■ TASK TO CARRY OUT: All of the data needs to be printed again, exactly as written.
....
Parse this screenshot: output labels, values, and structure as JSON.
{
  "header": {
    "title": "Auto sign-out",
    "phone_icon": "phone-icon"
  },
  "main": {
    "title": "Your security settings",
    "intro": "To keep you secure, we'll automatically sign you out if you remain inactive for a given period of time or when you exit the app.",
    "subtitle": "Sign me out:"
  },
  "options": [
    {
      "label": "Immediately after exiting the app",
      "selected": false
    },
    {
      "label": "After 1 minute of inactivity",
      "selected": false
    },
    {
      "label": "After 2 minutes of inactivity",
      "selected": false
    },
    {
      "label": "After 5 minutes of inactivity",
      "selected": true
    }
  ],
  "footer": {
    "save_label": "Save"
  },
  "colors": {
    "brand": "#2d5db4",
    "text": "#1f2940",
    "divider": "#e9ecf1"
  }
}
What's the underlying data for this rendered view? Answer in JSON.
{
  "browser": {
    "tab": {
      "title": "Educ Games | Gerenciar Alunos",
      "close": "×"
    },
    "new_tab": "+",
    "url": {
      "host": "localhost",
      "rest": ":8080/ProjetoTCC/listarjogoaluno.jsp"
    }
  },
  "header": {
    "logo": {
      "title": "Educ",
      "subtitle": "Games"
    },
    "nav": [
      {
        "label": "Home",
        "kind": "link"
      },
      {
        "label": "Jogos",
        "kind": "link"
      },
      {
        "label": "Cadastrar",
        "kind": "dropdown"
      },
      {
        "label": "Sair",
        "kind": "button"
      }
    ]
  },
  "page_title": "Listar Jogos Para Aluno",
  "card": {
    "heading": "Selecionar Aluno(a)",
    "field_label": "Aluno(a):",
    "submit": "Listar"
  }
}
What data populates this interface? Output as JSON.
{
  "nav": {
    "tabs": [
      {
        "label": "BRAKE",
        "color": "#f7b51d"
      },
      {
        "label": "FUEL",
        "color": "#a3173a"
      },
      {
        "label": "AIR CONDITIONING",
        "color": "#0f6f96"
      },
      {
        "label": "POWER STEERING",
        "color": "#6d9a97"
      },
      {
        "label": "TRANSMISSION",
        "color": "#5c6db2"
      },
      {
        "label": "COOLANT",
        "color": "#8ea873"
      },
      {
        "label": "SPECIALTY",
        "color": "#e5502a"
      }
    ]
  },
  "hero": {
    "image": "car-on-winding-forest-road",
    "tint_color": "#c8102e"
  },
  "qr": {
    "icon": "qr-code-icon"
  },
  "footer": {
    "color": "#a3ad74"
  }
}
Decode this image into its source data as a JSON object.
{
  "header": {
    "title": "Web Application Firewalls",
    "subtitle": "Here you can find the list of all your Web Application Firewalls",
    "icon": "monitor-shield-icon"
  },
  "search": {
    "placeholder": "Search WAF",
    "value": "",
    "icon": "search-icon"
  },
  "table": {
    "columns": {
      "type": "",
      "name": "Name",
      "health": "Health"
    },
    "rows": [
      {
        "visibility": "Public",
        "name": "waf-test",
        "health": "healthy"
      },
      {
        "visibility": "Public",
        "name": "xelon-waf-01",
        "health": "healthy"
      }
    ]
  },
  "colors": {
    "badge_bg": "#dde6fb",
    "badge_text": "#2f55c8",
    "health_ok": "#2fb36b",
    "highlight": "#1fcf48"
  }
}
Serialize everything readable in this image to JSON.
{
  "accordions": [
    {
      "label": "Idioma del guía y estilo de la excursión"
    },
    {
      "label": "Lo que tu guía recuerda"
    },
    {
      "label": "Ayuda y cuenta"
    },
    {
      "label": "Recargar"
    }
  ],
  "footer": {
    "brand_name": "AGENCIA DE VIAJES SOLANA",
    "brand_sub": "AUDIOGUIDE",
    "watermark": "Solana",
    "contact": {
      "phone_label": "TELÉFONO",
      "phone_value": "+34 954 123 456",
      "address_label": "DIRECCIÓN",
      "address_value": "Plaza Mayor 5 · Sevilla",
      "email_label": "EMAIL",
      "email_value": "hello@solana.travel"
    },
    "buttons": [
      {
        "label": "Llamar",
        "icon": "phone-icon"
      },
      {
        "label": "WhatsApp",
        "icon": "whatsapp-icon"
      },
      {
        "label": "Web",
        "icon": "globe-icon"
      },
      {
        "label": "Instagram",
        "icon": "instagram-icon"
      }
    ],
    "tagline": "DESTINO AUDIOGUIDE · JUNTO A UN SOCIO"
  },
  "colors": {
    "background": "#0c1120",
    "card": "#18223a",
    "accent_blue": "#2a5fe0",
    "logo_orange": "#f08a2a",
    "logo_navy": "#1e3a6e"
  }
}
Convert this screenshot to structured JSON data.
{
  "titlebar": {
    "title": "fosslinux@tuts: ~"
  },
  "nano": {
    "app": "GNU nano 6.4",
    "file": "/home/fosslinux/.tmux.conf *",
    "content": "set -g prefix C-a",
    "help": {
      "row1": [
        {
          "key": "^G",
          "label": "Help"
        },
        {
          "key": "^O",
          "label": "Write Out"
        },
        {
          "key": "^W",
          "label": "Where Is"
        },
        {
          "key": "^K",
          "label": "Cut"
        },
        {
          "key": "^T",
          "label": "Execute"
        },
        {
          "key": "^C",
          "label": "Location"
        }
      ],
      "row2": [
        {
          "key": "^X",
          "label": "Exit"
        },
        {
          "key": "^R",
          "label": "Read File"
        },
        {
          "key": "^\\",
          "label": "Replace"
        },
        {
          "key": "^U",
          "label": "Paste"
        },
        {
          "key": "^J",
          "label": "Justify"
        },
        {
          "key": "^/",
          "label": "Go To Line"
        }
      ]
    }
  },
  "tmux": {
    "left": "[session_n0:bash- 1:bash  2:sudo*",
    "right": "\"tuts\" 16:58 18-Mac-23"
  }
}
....
■ RESPONSE BOX:
Parse this screenshot: output labels, values, and structure as JSON.
{
  "header": {
    "title": "Auto sign-out",
    "phone_icon": "phone-icon"
  },
  "main": {
    "title": "Your security settings",
    "intro": "To keep you secure, we'll automatically sign you out if you remain inactive for a given period of time or when you exit the app.",
    "subtitle": "Sign me out:"
  },
  "options": [
    {
      "label": "Immediately after exiting the app",
      "selected": false
    },
    {
      "label": "After 1 minute of inactivity",
      "selected": false
    },
    {
      "label": "After 2 minutes of inactivity",
      "selected": false
    },
    {
      "label": "After 5 minutes of inactivity",
      "selected": true
    }
  ],
  "footer": {
    "save_label": "Save"
  },
  "colors": {
    "brand": "#2d5db4",
    "text": "#1f2940",
    "divider": "#e9ecf1"
  }
}
What's the underlying data for this rendered view? Answer in JSON.
{
  "browser": {
    "tab": {
      "title": "Educ Games | Gerenciar Alunos",
      "close": "×"
    },
    "new_tab": "+",
    "url": {
      "host": "localhost",
      "rest": ":8080/ProjetoTCC/listarjogoaluno.jsp"
    }
  },
  "header": {
    "logo": {
      "title": "Educ",
      "subtitle": "Games"
    },
    "nav": [
      {
        "label": "Home",
        "kind": "link"
      },
      {
        "label": "Jogos",
        "kind": "link"
      },
      {
        "label": "Cadastrar",
        "kind": "dropdown"
      },
      {
        "label": "Sair",
        "kind": "button"
      }
    ]
  },
  "page_title": "Listar Jogos Para Aluno",
  "card": {
    "heading": "Selecionar Aluno(a)",
    "field_label": "Aluno(a):",
    "submit": "Listar"
  }
}
What data populates this interface? Output as JSON.
{
  "nav": {
    "tabs": [
      {
        "label": "BRAKE",
        "color": "#f7b51d"
      },
      {
        "label": "FUEL",
        "color": "#a3173a"
      },
      {
        "label": "AIR CONDITIONING",
        "color": "#0f6f96"
      },
      {
        "label": "POWER STEERING",
        "color": "#6d9a97"
      },
      {
        "label": "TRANSMISSION",
        "color": "#5c6db2"
      },
      {
        "label": "COOLANT",
        "color": "#8ea873"
      },
      {
        "label": "SPECIALTY",
        "color": "#e5502a"
      }
    ]
  },
  "hero": {
    "image": "car-on-winding-forest-road",
    "tint_color": "#c8102e"
  },
  "qr": {
    "icon": "qr-code-icon"
  },
  "footer": {
    "color": "#a3ad74"
  }
}
Decode this image into its source data as a JSON object.
{
  "header": {
    "title": "Web Application Firewalls",
    "subtitle": "Here you can find the list of all your Web Application Firewalls",
    "icon": "monitor-shield-icon"
  },
  "search": {
    "placeholder": "Search WAF",
    "value": "",
    "icon": "search-icon"
  },
  "table": {
    "columns": {
      "type": "",
      "name": "Name",
      "health": "Health"
    },
    "rows": [
      {
        "visibility": "Public",
        "name": "waf-test",
        "health": "healthy"
      },
      {
        "visibility": "Public",
        "name": "xelon-waf-01",
        "health": "healthy"
      }
    ]
  },
  "colors": {
    "badge_bg": "#dde6fb",
    "badge_text": "#2f55c8",
    "health_ok": "#2fb36b",
    "highlight": "#1fcf48"
  }
}
Serialize everything readable in this image to JSON.
{
  "accordions": [
    {
      "label": "Idioma del guía y estilo de la excursión"
    },
    {
      "label": "Lo que tu guía recuerda"
    },
    {
      "label": "Ayuda y cuenta"
    },
    {
      "label": "Recargar"
    }
  ],
  "footer": {
    "brand_name": "AGENCIA DE VIAJES SOLANA",
    "brand_sub": "AUDIOGUIDE",
    "watermark": "Solana",
    "contact": {
      "phone_label": "TELÉFONO",
      "phone_value": "+34 954 123 456",
      "address_label": "DIRECCIÓN",
      "address_value": "Plaza Mayor 5 · Sevilla",
      "email_label": "EMAIL",
      "email_value": "hello@solana.travel"
    },
    "buttons": [
      {
        "label": "Llamar",
        "icon": "phone-icon"
      },
      {
        "label": "WhatsApp",
        "icon": "whatsapp-icon"
      },
      {
        "label": "Web",
        "icon": "globe-icon"
      },
      {
        "label": "Instagram",
        "icon": "instagram-icon"
      }
    ],
    "tagline": "DESTINO AUDIOGUIDE · JUNTO A UN SOCIO"
  },
  "colors": {
    "background": "#0c1120",
    "card": "#18223a",
    "accent_blue": "#2a5fe0",
    "logo_orange": "#f08a2a",
    "logo_navy": "#1e3a6e"
  }
}
Convert this screenshot to structured JSON data.
{
  "titlebar": {
    "title": "fosslinux@tuts: ~"
  },
  "nano": {
    "app": "GNU nano 6.4",
    "file": "/home/fosslinux/.tmux.conf *",
    "content": "set -g prefix C-a",
    "help": {
      "row1": [
        {
          "key": "^G",
          "label": "Help"
        },
        {
          "key": "^O",
          "label": "Write Out"
        },
        {
          "key": "^W",
          "label": "Where Is"
        },
        {
          "key": "^K",
          "label": "Cut"
        },
        {
          "key": "^T",
          "label": "Execute"
        },
        {
          "key": "^C",
          "label": "Location"
        }
      ],
      "row2": [
        {
          "key": "^X",
          "label": "Exit"
        },
        {
          "key": "^R",
          "label": "Read File"
        },
        {
          "key": "^\\",
          "label": "Replace"
        },
        {
          "key": "^U",
          "label": "Paste"
        },
        {
          "key": "^J",
          "label": "Justify"
        },
        {
          "key": "^/",
          "label": "Go To Line"
        }
      ]
    }
  },
  "tmux": {
    "left": "[session_n0:bash- 1:bash  2:sudo*",
    "right": "\"tuts\" 16:58 18-Mac-23"
  }
}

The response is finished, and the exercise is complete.